## Problem to solve
Find the lines below that contain the string "离职证明模板", count them, and give only the number.

++++++++++

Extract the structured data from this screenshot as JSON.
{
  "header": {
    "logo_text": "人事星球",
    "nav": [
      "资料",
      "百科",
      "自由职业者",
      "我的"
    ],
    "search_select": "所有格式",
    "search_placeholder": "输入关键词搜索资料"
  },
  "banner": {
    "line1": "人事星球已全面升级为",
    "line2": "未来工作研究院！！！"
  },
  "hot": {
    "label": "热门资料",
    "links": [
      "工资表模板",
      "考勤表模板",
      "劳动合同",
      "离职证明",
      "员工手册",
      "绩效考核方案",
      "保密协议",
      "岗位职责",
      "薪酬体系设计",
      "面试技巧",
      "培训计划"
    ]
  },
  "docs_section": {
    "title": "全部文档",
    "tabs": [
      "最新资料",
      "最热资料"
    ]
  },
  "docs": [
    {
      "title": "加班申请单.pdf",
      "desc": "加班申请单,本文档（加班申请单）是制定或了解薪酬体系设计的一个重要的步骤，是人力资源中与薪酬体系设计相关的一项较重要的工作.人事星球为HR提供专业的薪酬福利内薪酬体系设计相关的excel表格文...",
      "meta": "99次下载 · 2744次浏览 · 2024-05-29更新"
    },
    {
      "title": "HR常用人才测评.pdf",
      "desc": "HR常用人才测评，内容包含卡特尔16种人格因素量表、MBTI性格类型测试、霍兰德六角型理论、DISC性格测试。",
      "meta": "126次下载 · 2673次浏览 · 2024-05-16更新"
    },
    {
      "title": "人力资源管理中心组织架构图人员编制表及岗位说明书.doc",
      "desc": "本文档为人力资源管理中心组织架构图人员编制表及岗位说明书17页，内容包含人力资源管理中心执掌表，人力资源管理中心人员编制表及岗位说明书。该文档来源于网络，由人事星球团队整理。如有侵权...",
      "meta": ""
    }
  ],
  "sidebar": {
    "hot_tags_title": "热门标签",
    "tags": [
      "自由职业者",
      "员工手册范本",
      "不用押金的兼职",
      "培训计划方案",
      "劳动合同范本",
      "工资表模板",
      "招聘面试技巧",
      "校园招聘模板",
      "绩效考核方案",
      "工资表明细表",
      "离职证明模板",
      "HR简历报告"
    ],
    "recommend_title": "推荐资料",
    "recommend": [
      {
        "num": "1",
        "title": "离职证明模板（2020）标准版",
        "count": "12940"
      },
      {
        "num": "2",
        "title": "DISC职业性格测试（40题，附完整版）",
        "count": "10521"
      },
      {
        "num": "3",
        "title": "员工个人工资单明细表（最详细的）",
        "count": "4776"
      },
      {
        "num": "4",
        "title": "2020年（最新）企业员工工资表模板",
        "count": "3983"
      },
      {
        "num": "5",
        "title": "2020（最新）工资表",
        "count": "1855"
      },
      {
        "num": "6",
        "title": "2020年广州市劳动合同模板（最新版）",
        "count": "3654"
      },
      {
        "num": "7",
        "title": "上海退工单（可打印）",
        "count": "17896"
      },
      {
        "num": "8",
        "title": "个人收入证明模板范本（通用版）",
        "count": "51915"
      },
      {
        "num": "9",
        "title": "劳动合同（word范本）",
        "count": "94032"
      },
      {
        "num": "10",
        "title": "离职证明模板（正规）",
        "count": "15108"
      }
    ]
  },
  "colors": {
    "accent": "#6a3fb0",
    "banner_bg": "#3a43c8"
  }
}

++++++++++

## Problem solution
3